Assignment:
Which lines of the data contain the string "html"? Copy every one of them.

START Dataset extract

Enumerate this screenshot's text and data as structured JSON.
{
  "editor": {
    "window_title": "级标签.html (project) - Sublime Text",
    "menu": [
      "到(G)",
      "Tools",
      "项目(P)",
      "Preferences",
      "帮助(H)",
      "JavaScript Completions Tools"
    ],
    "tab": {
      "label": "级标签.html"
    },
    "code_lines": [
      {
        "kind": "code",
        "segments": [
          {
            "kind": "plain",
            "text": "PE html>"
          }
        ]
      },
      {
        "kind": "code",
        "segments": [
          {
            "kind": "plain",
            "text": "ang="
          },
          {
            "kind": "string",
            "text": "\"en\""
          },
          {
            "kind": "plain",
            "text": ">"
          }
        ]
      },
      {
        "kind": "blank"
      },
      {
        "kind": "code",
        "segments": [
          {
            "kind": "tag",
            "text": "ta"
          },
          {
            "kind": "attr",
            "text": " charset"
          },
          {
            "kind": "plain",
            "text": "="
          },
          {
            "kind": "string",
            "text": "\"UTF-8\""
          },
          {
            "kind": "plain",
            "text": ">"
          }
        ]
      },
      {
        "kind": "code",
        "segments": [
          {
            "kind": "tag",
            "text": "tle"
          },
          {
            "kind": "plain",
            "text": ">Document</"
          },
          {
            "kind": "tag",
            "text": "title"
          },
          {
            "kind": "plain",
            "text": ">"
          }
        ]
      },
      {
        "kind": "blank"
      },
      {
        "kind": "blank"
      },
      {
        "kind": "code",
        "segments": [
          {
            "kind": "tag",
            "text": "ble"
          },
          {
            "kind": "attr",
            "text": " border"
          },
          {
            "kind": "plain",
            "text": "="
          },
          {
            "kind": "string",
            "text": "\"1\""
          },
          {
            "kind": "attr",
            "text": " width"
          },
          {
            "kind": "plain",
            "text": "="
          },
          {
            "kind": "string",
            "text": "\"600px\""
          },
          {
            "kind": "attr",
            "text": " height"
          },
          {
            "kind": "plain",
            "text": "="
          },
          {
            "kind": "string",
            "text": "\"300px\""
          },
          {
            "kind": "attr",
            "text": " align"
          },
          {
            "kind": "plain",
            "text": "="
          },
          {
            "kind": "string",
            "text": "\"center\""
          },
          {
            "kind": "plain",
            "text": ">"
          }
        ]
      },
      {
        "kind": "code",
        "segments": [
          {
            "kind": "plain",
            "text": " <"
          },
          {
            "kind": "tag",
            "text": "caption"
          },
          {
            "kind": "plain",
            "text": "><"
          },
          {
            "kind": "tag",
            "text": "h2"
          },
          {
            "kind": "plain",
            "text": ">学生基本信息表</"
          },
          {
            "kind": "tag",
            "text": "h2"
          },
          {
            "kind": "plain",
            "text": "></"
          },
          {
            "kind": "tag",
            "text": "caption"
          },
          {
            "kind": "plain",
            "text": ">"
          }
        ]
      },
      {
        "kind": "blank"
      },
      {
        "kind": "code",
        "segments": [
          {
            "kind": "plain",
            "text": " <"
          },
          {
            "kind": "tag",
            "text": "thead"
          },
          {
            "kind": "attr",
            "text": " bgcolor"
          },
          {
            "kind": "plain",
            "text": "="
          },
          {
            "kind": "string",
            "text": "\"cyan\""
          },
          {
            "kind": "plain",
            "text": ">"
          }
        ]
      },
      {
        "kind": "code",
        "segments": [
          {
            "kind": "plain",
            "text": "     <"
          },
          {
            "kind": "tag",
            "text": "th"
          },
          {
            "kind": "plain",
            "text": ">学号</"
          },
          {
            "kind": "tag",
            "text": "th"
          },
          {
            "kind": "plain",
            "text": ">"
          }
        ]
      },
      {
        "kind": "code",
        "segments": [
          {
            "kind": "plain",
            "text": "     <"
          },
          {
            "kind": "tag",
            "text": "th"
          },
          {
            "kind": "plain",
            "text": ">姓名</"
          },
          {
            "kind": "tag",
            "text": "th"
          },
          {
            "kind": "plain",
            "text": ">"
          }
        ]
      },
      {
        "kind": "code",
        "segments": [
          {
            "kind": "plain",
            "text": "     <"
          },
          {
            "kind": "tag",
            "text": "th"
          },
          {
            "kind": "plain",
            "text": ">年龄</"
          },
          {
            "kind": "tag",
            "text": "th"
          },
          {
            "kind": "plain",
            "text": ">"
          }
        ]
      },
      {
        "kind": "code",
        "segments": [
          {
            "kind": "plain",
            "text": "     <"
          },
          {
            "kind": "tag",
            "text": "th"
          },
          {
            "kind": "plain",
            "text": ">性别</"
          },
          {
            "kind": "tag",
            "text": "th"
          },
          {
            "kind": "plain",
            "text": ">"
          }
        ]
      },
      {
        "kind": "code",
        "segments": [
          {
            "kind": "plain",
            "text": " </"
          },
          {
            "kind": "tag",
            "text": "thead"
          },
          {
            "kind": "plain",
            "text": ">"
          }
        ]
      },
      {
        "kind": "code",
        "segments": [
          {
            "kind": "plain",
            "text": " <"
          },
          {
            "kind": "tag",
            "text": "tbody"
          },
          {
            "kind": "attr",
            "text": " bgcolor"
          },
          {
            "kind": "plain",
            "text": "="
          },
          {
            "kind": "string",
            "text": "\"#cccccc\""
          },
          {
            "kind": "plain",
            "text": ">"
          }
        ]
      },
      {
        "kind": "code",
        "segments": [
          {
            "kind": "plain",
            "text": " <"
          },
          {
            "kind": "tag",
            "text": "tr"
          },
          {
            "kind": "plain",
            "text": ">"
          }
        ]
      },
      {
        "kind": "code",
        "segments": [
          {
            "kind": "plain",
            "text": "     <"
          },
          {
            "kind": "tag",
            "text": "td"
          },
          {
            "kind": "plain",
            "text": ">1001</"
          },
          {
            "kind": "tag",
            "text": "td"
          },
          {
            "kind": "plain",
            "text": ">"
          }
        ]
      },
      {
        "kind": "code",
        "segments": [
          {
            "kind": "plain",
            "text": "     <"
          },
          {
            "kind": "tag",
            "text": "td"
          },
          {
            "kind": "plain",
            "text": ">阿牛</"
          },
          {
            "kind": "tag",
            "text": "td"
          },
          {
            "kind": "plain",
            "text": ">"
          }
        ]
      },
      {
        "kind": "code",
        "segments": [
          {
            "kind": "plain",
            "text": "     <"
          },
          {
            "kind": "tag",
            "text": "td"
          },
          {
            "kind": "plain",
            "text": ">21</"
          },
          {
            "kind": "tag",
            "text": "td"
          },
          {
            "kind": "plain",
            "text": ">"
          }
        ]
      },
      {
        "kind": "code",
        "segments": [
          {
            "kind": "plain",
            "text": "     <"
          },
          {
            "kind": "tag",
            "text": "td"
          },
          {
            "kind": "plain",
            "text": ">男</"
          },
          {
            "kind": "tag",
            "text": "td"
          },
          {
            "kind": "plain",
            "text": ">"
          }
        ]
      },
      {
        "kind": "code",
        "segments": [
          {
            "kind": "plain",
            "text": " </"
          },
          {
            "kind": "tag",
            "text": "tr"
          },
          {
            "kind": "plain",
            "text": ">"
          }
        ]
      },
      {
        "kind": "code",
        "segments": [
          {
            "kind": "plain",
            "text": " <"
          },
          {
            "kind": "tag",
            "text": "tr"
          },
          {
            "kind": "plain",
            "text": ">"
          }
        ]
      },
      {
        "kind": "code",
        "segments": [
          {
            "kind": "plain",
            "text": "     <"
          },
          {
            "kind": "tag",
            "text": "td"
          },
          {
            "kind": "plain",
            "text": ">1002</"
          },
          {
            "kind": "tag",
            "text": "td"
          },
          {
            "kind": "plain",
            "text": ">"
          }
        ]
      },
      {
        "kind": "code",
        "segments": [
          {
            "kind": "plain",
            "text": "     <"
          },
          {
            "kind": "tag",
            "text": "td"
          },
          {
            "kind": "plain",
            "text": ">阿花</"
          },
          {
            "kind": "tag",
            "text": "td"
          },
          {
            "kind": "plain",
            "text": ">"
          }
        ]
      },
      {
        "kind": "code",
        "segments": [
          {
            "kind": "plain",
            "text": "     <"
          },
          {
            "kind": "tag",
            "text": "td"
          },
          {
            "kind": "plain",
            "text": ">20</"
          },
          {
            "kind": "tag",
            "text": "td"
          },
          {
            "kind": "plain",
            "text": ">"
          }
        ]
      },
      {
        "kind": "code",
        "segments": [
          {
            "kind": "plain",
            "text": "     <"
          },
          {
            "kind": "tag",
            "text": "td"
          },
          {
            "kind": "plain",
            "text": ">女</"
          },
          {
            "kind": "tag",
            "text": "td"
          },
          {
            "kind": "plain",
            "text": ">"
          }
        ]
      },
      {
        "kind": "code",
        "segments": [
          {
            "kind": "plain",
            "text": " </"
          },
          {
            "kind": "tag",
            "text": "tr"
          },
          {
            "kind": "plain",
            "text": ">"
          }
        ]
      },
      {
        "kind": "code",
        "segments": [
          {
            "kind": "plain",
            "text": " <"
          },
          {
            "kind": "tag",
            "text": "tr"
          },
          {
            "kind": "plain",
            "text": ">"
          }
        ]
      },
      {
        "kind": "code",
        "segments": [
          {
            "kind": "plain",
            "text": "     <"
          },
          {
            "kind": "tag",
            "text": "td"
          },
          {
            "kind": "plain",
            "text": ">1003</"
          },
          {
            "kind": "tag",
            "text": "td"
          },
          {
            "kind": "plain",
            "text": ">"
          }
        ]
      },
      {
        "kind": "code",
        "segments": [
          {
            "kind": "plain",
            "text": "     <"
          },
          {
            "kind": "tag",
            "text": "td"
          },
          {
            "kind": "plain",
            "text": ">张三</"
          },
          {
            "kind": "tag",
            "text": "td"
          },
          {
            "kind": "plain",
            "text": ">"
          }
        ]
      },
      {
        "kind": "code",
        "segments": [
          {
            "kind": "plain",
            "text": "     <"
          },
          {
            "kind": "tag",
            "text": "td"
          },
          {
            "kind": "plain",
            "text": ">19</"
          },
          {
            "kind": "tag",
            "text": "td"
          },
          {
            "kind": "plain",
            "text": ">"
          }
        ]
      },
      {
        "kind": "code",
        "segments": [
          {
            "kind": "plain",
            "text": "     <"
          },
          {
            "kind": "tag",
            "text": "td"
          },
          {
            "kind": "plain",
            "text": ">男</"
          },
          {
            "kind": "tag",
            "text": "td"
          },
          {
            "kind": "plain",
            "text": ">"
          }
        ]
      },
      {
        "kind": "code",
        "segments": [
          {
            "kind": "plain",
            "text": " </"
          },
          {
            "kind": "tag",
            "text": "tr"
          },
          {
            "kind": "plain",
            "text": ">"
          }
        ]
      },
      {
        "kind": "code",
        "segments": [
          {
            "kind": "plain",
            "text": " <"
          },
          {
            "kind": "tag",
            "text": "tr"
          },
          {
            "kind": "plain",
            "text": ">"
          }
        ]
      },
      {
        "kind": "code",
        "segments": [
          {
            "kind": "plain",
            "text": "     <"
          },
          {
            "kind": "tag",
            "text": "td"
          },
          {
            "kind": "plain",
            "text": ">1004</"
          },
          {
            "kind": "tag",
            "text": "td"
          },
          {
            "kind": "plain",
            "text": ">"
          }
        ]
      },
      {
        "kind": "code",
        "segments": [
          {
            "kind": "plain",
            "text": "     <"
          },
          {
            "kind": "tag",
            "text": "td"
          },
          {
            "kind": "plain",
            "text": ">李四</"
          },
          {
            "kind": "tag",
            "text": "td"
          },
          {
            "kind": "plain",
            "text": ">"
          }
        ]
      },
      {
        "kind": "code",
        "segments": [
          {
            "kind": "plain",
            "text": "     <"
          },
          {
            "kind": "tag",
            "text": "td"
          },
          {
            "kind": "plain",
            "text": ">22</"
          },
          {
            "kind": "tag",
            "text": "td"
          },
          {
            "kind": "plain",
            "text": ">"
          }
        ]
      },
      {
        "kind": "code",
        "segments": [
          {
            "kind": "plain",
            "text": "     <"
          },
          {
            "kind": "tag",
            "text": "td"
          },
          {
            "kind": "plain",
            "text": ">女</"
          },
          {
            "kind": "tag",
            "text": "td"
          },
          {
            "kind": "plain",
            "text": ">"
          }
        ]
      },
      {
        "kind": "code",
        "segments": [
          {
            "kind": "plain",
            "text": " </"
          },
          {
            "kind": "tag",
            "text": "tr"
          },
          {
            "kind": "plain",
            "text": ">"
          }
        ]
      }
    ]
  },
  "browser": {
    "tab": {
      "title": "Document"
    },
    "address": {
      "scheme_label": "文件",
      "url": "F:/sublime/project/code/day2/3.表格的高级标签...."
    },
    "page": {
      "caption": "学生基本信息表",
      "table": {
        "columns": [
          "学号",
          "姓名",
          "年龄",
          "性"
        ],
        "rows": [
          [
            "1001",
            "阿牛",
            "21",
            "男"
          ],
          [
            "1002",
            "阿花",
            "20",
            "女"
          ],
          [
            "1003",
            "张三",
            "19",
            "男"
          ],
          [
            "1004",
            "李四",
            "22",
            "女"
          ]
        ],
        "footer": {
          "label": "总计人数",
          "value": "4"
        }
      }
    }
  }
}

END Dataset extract

Output below:
    "window_title": "级标签.html (project) - Sublime Text",
      "label": "级标签.html"
            "text": "PE html>"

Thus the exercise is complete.